Zombie is Fulci's answer to Argento and Romero's Zombi and was marketed as Zombi 2 in its native Italy. While not as socially relevant as its predecessor, Zombie does pack quite a punch with top notch make-up and gore effects that outshine any "living dead" film to come before, and a pretty cohesive story that, voodoo elements notwithstanding, can be viewed as a sort of micro-chapter in the Dead universe. Of course, I don't recall any zombies fighting sharks in Romero's films, but, then again, Fulci only borrowed concepts; how he fleshed them out was another thing entirely.
Filled with enough eyeball-popping, head-crushing, and intestine-gnawing grue to satisfy the most bloodthirsty of horror hounds, Blue Underground have given this film the deluxe treatment on Blu-ray in a set that what will surely be considered the definitive edition of this classic for the foreseeable future.

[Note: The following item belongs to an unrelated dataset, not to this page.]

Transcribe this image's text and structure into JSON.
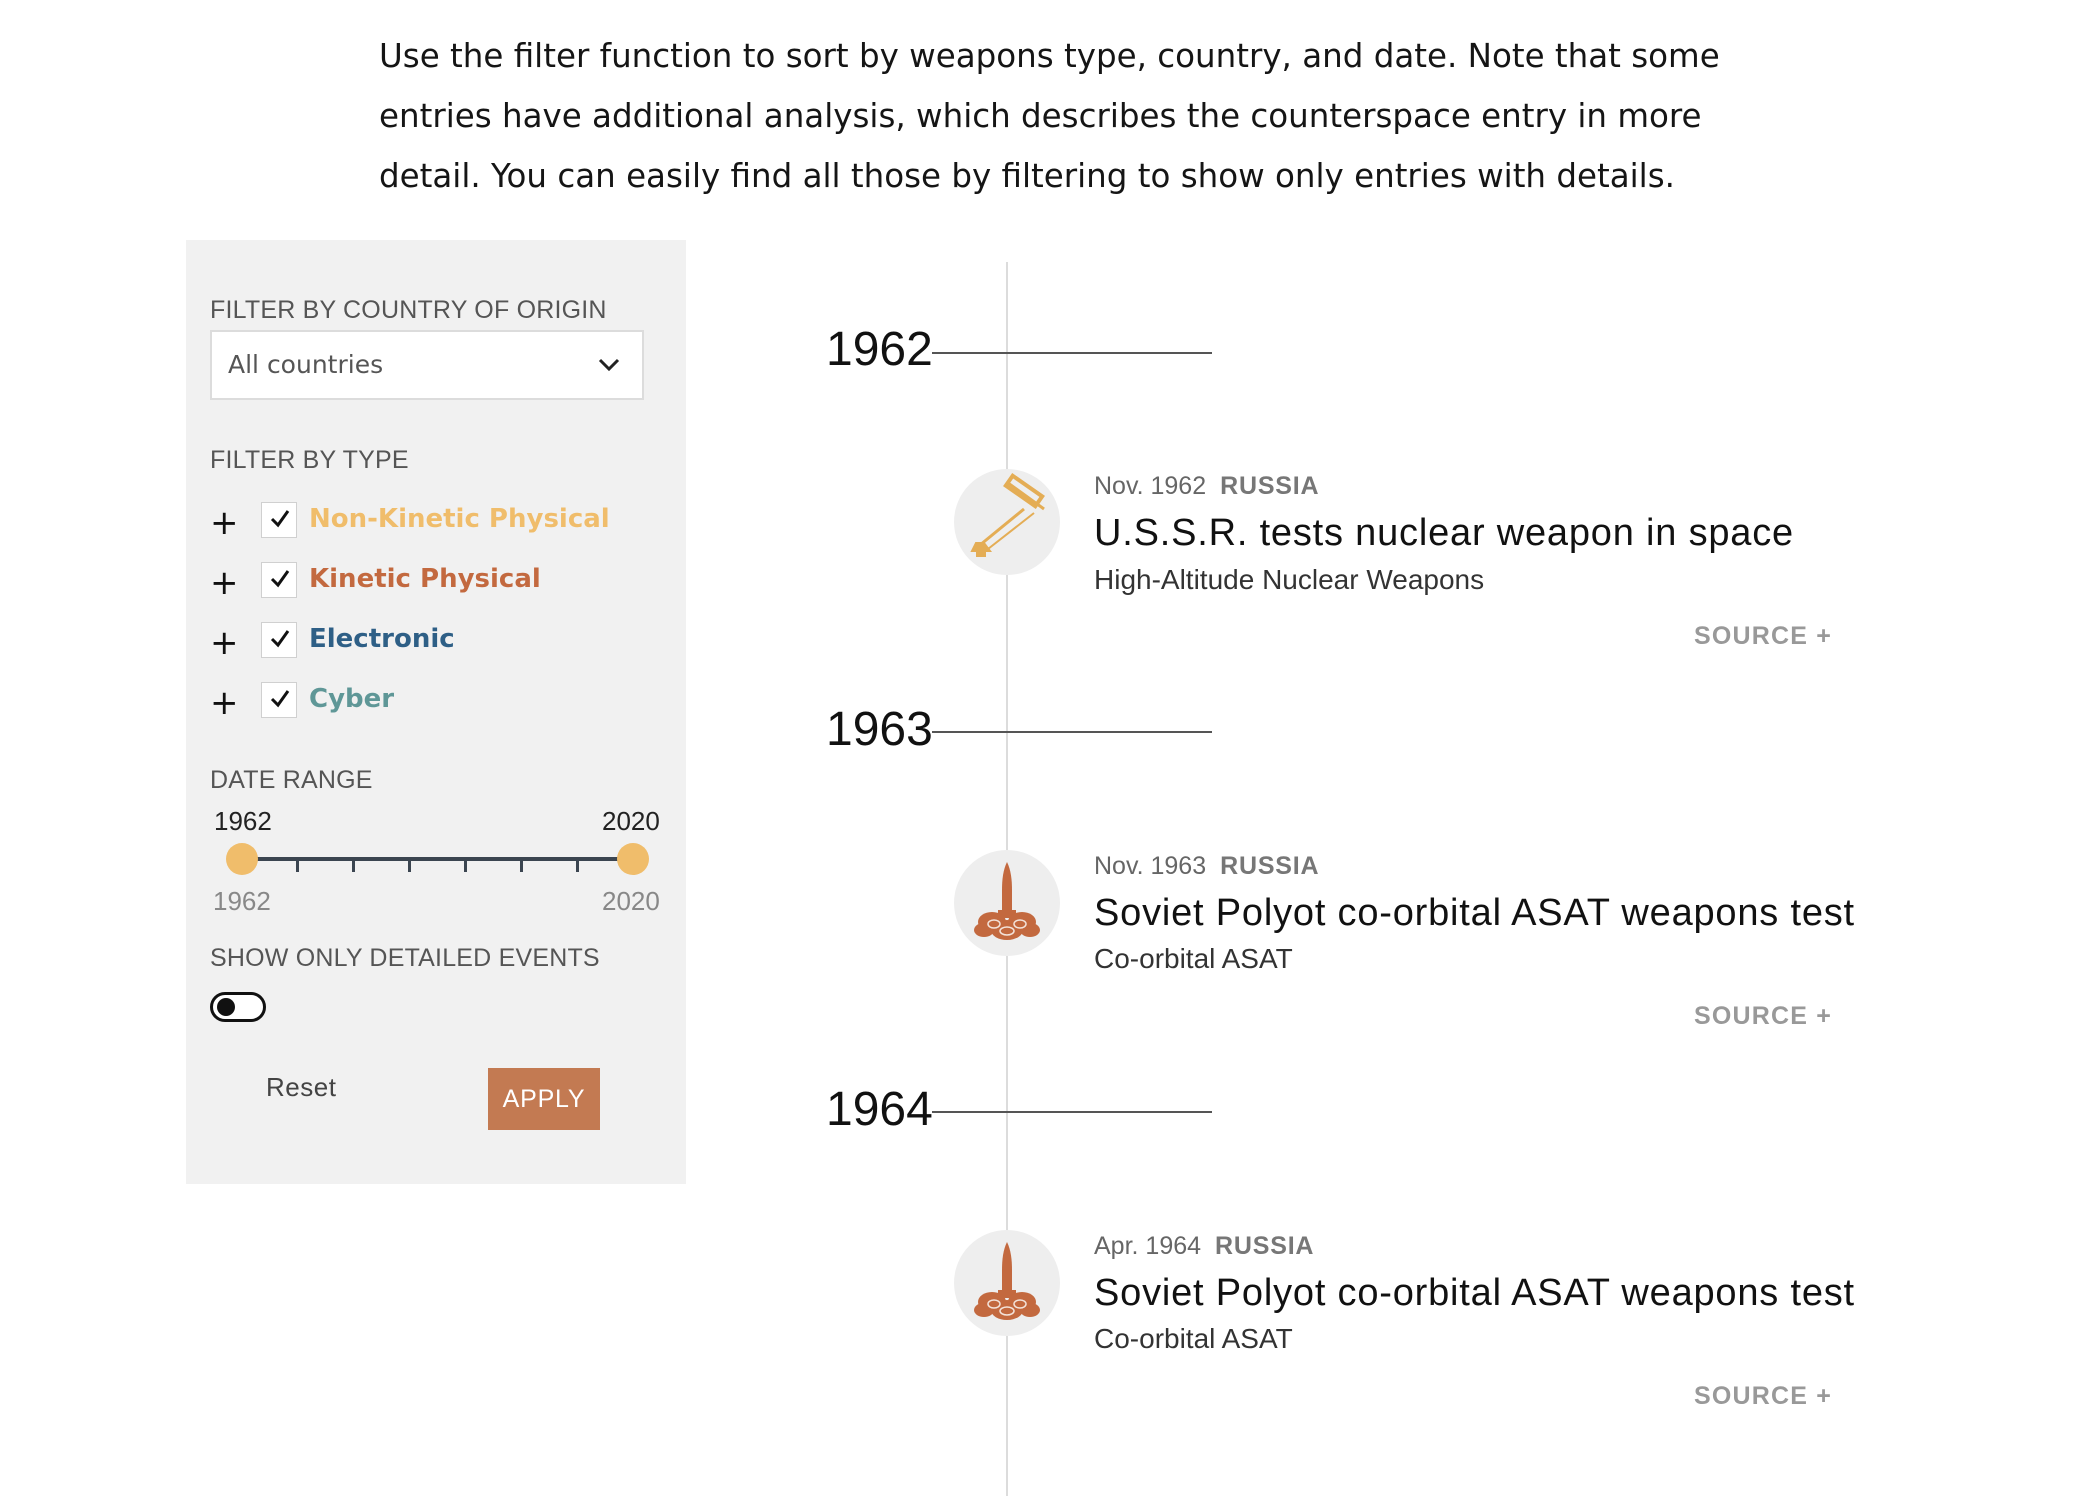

Blue Underground presents Zombie in a gorgeous 2.35:1 2k HD transfer culled from its original camera negative, and restored under the watchful eye of Cinematographer Sergio Salvati. The quality of the image is nothing short of astounding, with bold, vibrant colors, amazing depth and clarity, and sumptuous detail. This is, by far, the best transfer offered by Blue Underground yet, and, considering who we’re talking about, that’s saying something. Fans of the film who’ve owned previous DVD releases (including Blue Underground’s exemplary 2004 special edition) will immediately notice a drastic improvement in print quality, as the image has been painstakingly restored to near pristine condition, but done with great care as to avoid any signs of obvious digital tinkering, and still retaining a nice filmic grain.
The 7.1 DTS HD Master Audio track sounds superb, with rich, satisfying lows, crisp dialogue, and an impressive surround mix. Also included is the film’s original mono track. Both are available in English and Italian, with myriad subtitle options ranging from English to Thai!
Presented on two Blu-ray discs, Blue Underground have amassed an enormous collection of extras, with the feature disc including an audio Commentary with Star Ian McCulloch and Diabolik Magazine Editor Jason J. Slater, an introduction by Guillermo Del Toro (HD), radio spots, television commercials, theatrical trailers (HD), and a posters and stills gallery (HD).
Disc Two is where the bulk of the goodies are on offer, all new, and all in HD, including;
Zombie Wasteland - Interviews with Stars Ian McCulloch, Richard Johnson & Al Cliver, and Actor/Stuntman Ottaviano Dell'Acqua
Flesh Eaters on Film - Interview with Co-Producer Fabrizio De Angelis
Deadtime Stories - Interviews with Co-Writers Elisa Briganti and (Uncredited) Dardano Sacchetti
World of the Dead - Interviews with Cinematographer Sergio Salvati and Production & Costume Designer Walter Patriarca
Zombi Italiano - Interviews with Special Make-Up Effects Artists Gianetto De Rossi & Maurizio Trani and Special Effects Artist Gino De Rossi
Notes on a Headstone - Interview with Composer Fabio Frizzi
All in the Family - Interview with Antonella Fulci
Zombie Lover - An interview with Guillermo Del Toro in which he discusses the film
Lucio Fulci’s Zombie is a classic that belongs in every horror aficionado’s collection. It's one of those inherently watchable films that I constantly find myself turning to when I'm in the mood for a nice old school undead gross out, and this new Blu-ray release from Blue Underground represents the film at its very best, not only in terms of sight and sound, but in the sheer volume of bonus features that will entertain fans for hours. Zombie is easily amongst the best Blu-ray releases of 2011, and earns my highest possible recommendation!